The Taliban announced their government on Tuesday, with a UN-blacklisted veteran of the hardline movement in the top role, weeks after they swept to power and toppled the US-backed president.
But as the Taliban transitions from militant force to governing power of Afghanistan, security officials grappled with a growing number of protests against its rule, with two people shot dead in the western city of Herat.
Mullah Mohammad Hassan Akhund – a senior minister during the Taliban’s brutal and repressive reign in the 1990s – was appointed acting prime minister, a spokesman said at a press conference in Kabul.
The Taliban had promised an inclusive government that would reflect the ethnic makeup of the country, but all the top positions were handed to key leaders from the movement and the Haqqani network – the most violent branch of the Taliban known for devastating attacks.
None of the government appointees were women.
“We will try to take people from other parts of the country,” spokesman Zabiullah Mujahid said, adding that it was an interim government.
Shortly after the new line-up was revealed, Hibatullah Akhundzada, the secretive supreme leader of the Taliban who has never been seen in public, released a statement saying that the new government would “work hard towards upholding Islamic rules and shariah law”.
“The new Taliban, same as the old Taliban,” tweeted Bill Roggio, managing editor of the US-based Long War Journal.
Mullah Yaqoob, the son of the Taliban founder and late supreme leader Mullah Omar, was named defence minister, while the position of interior minister was given to Sirajuddin Haqqani, the leader of the Haqqani network.
Taliban co-founder Abdul Ghani Baradar, who oversaw the signing of the US withdrawal agreement, will be a deputy to Hassan.
“It’s not at all inclusive, and that’s no surprise whatsoever,” said Michael Kugelman, a South Asia expert at the Woodrow Wilson International Center for Scholars.
“The Taliban had never indicated that any of its cabinet ministers would include anyone other than themselves.”
‘No rush’ to recognise Taliban
Following their 20-year insurgency, the Taliban now face the colossal task of ruling Afghanistan, which is wracked with economic woes and security challenges – including from the Islamic State group’s local chapter.
A growing number of protests have emerged across the country over the past week, with many Afghans fearful of a repeat of the Taliban’s previous brutal and oppressive reign.
Hundreds gathered at several rallies in Kabul on Tuesday – a show of defiance unthinkable under the last regime – where Taliban guards fired shots to disperse the crowds.
In Herat, hundreds of demonstrators marched, unfurling banners and waving the Afghan flag – a black, red and green vertical tricolour with the national emblem overlaid in white – with some chanting “freedom”.
Later, two bodies were brought to the city’s central hospital from the site of the protest, a doctor in Herat told AFP on condition of anonymity for fear of reprisals.
“They all have bullet wounds,” he said.
Demonstrations have also been held in smaller cities in recent days, where women have demanded to be part of a new government.
The Kabul-based Afghan Independent Journalists Association said 14 journalists – Afghan and foreign– were detained briefly during the protests in Kabul before being released.
The Taliban spokesman late Tuesday warned the public against taking to the streets.
“Until all the government offices have opened, and the laws for protests have been explained, no one should protest,” Mujahid said.
The group – which executed people in stadiums and chopped the hands of thieves in the 1990s – has previously said it would not stand for any resistance against its rule.
Washington, which has said it is in “no rush” to recognise the new government, expressed concern Tuesday about members of the government but said it would judge it by its actions.
“We note the announced list of names consists exclusively of individuals who are members of the Taliban or their close associates and no women.
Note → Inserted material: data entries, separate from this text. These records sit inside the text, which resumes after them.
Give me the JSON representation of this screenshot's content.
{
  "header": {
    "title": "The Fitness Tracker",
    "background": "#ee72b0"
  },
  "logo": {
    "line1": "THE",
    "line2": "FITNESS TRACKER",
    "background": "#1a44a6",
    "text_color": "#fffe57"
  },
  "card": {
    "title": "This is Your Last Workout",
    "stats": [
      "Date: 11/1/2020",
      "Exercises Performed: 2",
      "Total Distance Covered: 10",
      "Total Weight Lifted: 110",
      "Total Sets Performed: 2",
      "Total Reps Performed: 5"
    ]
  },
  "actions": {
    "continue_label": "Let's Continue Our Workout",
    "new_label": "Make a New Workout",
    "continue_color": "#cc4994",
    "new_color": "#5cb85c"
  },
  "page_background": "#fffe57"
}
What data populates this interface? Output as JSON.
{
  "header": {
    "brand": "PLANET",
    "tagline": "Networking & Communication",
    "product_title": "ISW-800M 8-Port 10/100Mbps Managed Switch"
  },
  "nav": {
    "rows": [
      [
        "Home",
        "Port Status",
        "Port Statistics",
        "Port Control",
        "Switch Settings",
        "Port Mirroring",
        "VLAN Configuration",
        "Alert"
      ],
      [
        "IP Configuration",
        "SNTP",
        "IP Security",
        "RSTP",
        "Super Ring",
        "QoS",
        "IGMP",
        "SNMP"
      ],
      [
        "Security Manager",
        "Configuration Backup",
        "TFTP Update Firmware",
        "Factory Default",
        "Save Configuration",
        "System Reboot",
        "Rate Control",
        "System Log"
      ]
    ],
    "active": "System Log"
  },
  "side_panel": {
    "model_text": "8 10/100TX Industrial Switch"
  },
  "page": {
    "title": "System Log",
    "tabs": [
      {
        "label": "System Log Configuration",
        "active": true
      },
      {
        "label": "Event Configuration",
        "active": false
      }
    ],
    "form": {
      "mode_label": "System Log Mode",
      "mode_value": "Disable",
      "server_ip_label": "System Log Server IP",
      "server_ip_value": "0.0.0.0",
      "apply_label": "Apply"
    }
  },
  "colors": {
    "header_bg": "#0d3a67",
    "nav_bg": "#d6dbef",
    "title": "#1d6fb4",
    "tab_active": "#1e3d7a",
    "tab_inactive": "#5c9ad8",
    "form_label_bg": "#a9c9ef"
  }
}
We also are concerned by the affiliations and track records of some of the individuals,” a State Department spokesman said.
“We understand that the Taliban has presented this as a caretaker cabinet. However, we will judge the Taliban by its actions, not words.”
US Secretary of State Antony Blinken, on a visit to Qatar, said that the Taliban were honouring promises to allow Afghans to freely depart Afghanistan so long as they had travel documents.
US President Joe Biden has faced mounting pressure amid reports that several hundred people, including Americans, have been prevented for a week from flying out of an airport in northern Afghanistan.
No women in government
At the United Nations, Pramila Patten – head of UN Women, a group that promotes global gender equality – said the absence of women in the interim Afghan government “calls into question the recent commitments to protect and respect the rights of Afghanistan’s women and girls.”
By excluding women, “the Taliban leadership has sent the wrong signal about their stated goal of building an inclusive, strong and prosperous society.”
She described respect for women’s rights as “a litmus test against which any authority must be judged,” and called on the Taliban to “fully comply with its legally binding obligations” under international treaties and the constitution that guarantee “the full participation of women in political and decision-making processes.”